WHAT TO DO: Copy out each line of the data that holds the word "WordPress".

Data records
= = = = =
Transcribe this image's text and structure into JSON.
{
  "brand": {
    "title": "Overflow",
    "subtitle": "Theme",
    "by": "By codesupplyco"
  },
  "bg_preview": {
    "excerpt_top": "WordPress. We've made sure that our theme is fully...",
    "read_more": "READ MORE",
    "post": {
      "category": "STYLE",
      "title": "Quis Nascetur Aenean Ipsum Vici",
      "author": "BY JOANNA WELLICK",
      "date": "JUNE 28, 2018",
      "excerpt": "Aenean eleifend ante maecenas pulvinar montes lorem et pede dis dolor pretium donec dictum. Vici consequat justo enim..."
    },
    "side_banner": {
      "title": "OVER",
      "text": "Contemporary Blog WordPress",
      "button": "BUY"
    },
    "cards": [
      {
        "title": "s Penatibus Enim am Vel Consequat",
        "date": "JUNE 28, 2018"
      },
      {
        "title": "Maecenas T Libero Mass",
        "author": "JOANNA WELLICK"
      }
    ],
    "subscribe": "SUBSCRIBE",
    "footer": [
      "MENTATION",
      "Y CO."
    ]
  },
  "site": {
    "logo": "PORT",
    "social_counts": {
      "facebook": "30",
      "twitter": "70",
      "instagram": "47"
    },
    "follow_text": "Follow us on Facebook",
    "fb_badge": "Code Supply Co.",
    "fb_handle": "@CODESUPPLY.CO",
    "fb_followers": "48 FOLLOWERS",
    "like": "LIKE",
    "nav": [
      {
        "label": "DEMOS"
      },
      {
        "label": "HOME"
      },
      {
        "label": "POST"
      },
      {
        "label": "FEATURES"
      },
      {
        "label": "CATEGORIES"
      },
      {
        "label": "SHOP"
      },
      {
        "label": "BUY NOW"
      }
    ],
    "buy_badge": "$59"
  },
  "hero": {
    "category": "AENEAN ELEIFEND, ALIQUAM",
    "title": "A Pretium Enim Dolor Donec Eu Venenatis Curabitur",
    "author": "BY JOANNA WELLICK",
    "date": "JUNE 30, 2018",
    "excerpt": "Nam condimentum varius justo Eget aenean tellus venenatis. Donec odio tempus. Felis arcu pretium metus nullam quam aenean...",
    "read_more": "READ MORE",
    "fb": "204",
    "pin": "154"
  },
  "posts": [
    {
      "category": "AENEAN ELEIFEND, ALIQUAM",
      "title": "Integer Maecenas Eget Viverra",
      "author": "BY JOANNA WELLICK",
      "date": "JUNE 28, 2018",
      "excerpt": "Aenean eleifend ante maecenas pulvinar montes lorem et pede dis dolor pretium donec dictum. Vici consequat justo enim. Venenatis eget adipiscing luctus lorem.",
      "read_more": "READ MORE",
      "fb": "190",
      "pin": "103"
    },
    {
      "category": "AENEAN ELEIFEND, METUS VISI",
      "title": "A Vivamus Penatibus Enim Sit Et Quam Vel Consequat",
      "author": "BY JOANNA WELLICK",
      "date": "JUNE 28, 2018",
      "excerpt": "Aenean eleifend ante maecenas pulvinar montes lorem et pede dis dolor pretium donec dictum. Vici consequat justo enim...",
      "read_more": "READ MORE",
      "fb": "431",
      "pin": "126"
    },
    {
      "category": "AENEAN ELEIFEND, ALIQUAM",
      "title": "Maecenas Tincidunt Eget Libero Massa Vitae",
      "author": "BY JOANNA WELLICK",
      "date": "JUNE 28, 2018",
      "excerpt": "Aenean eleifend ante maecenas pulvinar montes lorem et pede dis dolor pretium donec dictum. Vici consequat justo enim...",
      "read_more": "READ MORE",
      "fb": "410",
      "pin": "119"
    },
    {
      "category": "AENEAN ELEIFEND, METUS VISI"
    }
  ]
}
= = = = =
WRITTEN ANSWER:
    "excerpt_top": "WordPress. We've made sure that our theme is fully...",
      "text": "Contemporary Blog WordPress",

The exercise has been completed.